Superbugs deaths now at 10,000 a year
Warnings about the dangers of antibiotic overuse started to emerge from laboratories, but because relatively few patients were affected and nobody knew what to do about it, the situation was ignored. Antibiotics continued to be consumed in ever-growing quantities by sick humans and farm animals alike.
The problem took off in 1991, when Britain contributed its own supercharged strain to the world lexicon of multi-drug-resistant superbugs. MRSA-16 first appeared in Northamptonshire, rapidly infecting 400 patients and 27 staff in three hospitals.
Within 18 months it had been reported in 135 more hospitals. Nobody knows how it spread. Along with another British strain, MRSA-15, it went on to infect patients around the world, a pattern that continues.
A meticulous Health Protection Agency study, mapping how the new strains popped up unexpectedly in new hospitals, was published in the Journal of Clinical Microbiology in 2004. But it was too long after the event to shed any light on how the infection had carried. Now research funding is focused on firefighting – casting around for ways to damp down the effects of the pathogens.
It is not just MRSA that is sweeping across Britain like a plague.
Streptococcus, enterococcus and Escherichia coli (E coli) are among a host of bugs emerging in resistant forms and causing everything from pneumonia to tuberculosis, bone destruction and lethal damage to the heart. In addition, we are facing “hyper-virulent” new strains of the bacteria Clostridium difficile (C diff), which have colonised the sites left free by the effect of antibiotics, which kill off many harmless bacterial colonies in their path.
Although C diff is not resistant to treatment, its spores linger indefinitely and, until recently, NHS staff were largely unaware of how to kill them. Consequently, it is the biggest killer of the current superbugs.
In 2006 it was mentioned on the death certificates of 6,480 people, against 1,652 deaths officially attributed to MRSA. However, these figures are recognised to be underestimates, as many superbug deaths are never identified.
Mandatory surveillance of MRSA bloodstream infections is a recent innovation, the number of people carrying it with no symptoms is not recorded, and the formal collection of figures for death and disease associated with C diff (which causes unstoppable diarrhoea or gut perforation) only began in April 2007. The government estimates the annual cost of treatment for such cases to be over £1 billion.
Officially, the total number of MRSA infections is 7,000-8,000 a year, while C diff is running at an annual 55,600 cases. Many experts believe the real total for all superbug infections is nearer 300,000 – how many are fatal is believed to be vastly higher than the official figures suggest. There is no way of knowing the true figure, as relatively few people are tested.
Meanwhile, a variety of new resistant pathogens are waiting in the wings. In September 2006, a variation of Staphylococcus aureus that produces a toxin called Panton-Valentine leukocidin (PVL) claimed its first British victims. Since then, anxiety over this threat has escalated. The pathogen selectively attacks the young rather than the old; it gets into bones and joints, causing crippling damage.

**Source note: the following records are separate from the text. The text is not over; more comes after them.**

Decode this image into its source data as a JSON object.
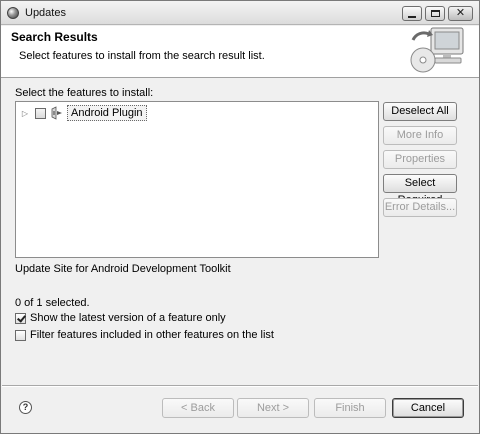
{
  "window": {
    "title": "Updates"
  },
  "header": {
    "title": "Search Results",
    "description": "Select features to install from the search result list."
  },
  "features": {
    "section_label": "Select the features to install:",
    "items": [
      {
        "label": "Android Plugin",
        "checked": false,
        "expanded": false
      }
    ],
    "description": "Update Site for Android Development Toolkit",
    "selection_count": "0 of 1 selected."
  },
  "side_buttons": {
    "deselect_all": "Deselect All",
    "more_info": "More Info",
    "properties": "Properties",
    "select_required": "Select Required",
    "error_details": "Error Details..."
  },
  "options": {
    "show_latest": {
      "label": "Show the latest version of a feature only",
      "checked": true
    },
    "filter_included": {
      "label": "Filter features included in other features on the list",
      "checked": false
    }
  },
  "nav": {
    "back": "< Back",
    "next": "Next >",
    "finish": "Finish",
    "cancel": "Cancel"
  },
  "icons": {
    "app": "eclipse-icon",
    "help": "help-icon",
    "feature": "feature-plugin-icon",
    "wizard": "update-computer-graphic"
  }
}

A multi-drug-resistant version of a common food-poisoning bug, ESBL (extended-spectrum beta-lactamase) E coli, is also causing anxiety. First identified in the 1980s, it has spread steadily to cause an average of 30,000 cases of blood poisoning and urinary-tract infections a year.
Although it has officially been blamed for 57 deaths so far, the true total is believed to be many thousands. Government scientists think the source is meat and milk, colonised by superbugs as a result of overuse of agricultural antibiotics.
Health Direct laments the disaster that is labour’s superbug strategy. Which causes between 3 and 4 times the number of deaths compared to UK traffic accidents.